Amazon has poached Rolling Stone’s executive editor Nathan Brackett to head editorial for its recently launched music service.
The hire was reported by Music Business Worldwide and comes just weeks after the online behemoth unveiled its Amazon Unlimited Music offer .
Brackett joined Rolling Stone in 1996 as associate editor before he became senior editor in 2001. He stayed in the role until for six years and then became editor of the title’s site and then deputy managing director of Rolling Stone itself. In 2013, he became executive editor.
Little is known about the hire but it chimes with recent moves by other streaming services to make editorial a core part of what they offer listeners. Essentially, editorial for streaming services like Amazon Unlimited Music and Spotify refers to how they curate the tens of millions of songs they offer into playlists. With many streaming services having similar music rights, there’s more focus on how tunes are organised into specific selections for users to keep them coming back.

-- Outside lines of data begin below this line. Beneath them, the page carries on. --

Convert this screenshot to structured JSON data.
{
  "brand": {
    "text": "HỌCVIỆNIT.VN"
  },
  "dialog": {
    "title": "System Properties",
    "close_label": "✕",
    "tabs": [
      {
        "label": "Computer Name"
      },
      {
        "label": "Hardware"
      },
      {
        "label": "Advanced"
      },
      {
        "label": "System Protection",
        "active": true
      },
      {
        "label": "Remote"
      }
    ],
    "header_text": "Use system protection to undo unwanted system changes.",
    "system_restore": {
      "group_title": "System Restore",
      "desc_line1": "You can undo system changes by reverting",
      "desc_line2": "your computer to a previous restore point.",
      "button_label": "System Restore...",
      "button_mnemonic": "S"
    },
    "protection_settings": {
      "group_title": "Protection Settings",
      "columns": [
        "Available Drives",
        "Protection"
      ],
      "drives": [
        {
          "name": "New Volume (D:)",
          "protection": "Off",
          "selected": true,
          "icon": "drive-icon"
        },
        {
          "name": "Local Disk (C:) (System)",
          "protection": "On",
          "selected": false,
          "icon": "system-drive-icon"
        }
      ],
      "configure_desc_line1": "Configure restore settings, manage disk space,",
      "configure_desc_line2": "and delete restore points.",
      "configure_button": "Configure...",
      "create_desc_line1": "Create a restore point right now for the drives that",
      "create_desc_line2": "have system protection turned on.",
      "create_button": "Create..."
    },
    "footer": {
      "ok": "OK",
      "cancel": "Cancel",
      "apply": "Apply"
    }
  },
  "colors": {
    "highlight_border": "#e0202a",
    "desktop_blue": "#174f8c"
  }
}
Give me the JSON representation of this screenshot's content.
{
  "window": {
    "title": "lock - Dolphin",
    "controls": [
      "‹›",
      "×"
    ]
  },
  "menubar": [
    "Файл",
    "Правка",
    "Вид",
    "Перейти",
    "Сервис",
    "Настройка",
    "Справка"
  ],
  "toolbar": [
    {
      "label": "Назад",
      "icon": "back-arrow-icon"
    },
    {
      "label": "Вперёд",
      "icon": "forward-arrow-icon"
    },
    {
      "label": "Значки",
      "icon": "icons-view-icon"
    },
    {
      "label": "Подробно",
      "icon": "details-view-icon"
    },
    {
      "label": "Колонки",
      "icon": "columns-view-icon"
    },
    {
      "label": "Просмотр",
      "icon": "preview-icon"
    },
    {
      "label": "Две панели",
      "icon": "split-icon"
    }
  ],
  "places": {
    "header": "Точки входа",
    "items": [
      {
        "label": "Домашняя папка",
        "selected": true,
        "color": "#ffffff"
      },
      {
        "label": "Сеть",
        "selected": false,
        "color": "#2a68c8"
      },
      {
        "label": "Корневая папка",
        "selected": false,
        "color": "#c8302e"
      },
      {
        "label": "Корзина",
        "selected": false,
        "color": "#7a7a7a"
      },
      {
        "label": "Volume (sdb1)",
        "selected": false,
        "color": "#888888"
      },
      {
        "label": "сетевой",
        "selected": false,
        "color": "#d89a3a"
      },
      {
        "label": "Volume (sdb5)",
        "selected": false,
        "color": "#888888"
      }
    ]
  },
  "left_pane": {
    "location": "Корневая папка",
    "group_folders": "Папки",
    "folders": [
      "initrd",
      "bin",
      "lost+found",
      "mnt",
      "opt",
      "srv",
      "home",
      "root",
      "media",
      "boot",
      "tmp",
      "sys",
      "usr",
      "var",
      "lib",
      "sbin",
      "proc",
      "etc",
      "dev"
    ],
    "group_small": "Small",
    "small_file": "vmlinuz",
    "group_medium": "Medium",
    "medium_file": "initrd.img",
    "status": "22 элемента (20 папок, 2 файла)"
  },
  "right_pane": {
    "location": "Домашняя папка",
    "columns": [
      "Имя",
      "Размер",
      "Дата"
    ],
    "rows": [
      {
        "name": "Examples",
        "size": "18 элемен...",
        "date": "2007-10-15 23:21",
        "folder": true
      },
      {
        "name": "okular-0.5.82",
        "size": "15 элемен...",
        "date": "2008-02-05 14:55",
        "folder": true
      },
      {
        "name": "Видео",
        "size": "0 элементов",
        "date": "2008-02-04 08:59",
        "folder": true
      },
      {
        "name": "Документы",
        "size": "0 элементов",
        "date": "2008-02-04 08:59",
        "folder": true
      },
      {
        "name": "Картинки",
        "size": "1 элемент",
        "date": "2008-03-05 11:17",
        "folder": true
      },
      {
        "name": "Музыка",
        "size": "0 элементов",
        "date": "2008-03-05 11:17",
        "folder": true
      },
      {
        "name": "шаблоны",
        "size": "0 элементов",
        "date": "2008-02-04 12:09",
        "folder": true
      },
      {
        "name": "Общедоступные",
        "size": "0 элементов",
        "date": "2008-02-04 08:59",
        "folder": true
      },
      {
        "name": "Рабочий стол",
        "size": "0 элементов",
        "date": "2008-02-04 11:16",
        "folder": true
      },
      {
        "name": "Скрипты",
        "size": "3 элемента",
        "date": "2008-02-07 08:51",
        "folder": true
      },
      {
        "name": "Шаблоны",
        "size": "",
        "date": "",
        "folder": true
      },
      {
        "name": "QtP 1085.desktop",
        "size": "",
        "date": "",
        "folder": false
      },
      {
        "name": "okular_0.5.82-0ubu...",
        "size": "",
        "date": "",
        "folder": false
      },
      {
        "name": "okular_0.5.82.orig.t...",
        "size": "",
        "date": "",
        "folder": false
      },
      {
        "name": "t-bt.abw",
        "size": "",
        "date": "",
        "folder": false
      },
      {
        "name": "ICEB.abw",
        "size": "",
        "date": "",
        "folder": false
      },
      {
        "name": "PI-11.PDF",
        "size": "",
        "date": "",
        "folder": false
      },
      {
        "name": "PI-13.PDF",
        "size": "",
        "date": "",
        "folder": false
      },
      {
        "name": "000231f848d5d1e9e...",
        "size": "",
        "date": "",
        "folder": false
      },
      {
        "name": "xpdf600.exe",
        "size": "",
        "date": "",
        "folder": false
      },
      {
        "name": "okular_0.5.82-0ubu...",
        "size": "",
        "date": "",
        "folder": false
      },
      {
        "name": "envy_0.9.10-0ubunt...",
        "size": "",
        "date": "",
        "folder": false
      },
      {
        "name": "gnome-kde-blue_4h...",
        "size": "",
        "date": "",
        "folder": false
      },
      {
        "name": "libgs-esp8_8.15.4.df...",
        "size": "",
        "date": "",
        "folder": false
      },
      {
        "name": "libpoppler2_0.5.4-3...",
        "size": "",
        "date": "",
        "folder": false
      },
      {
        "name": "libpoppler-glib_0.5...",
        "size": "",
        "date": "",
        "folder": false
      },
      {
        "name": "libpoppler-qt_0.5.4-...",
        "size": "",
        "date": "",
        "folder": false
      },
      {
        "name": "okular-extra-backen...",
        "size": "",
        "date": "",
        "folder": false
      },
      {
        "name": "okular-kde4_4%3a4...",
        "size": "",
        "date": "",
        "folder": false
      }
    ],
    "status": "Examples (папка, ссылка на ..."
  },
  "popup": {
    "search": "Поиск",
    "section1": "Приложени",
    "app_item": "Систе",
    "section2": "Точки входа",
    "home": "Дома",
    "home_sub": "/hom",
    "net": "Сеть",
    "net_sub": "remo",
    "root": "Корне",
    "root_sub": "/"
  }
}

One Direction’s manager Will Bloomfield spoke about the trend recently: “Our greatest challenge is breaking artists,” he explained at an event hosted by media consultancy ID Comms. “We’re currently breaking songs in our business world and that’s much harder and it takes much longer [for a potential fan] to buy into the artists proposition, which means we have to look at the trajectory of an artist. It used to be two to three years, whereas now it’s more like four to five years.”
It's such a key trend for streaming services that many of them have splashed the cash this year to get high-profile music media executives. Zane Lowe was among the first this year, when he quit BBC Radio 1 to join Bears 1 radio at Apple Music in California. He was quickly followed by four BBC Radio 1 producers.
Spotify has also raided the BBC when it hired former head of music George Ergatoudis as head of content programmatic for the UK.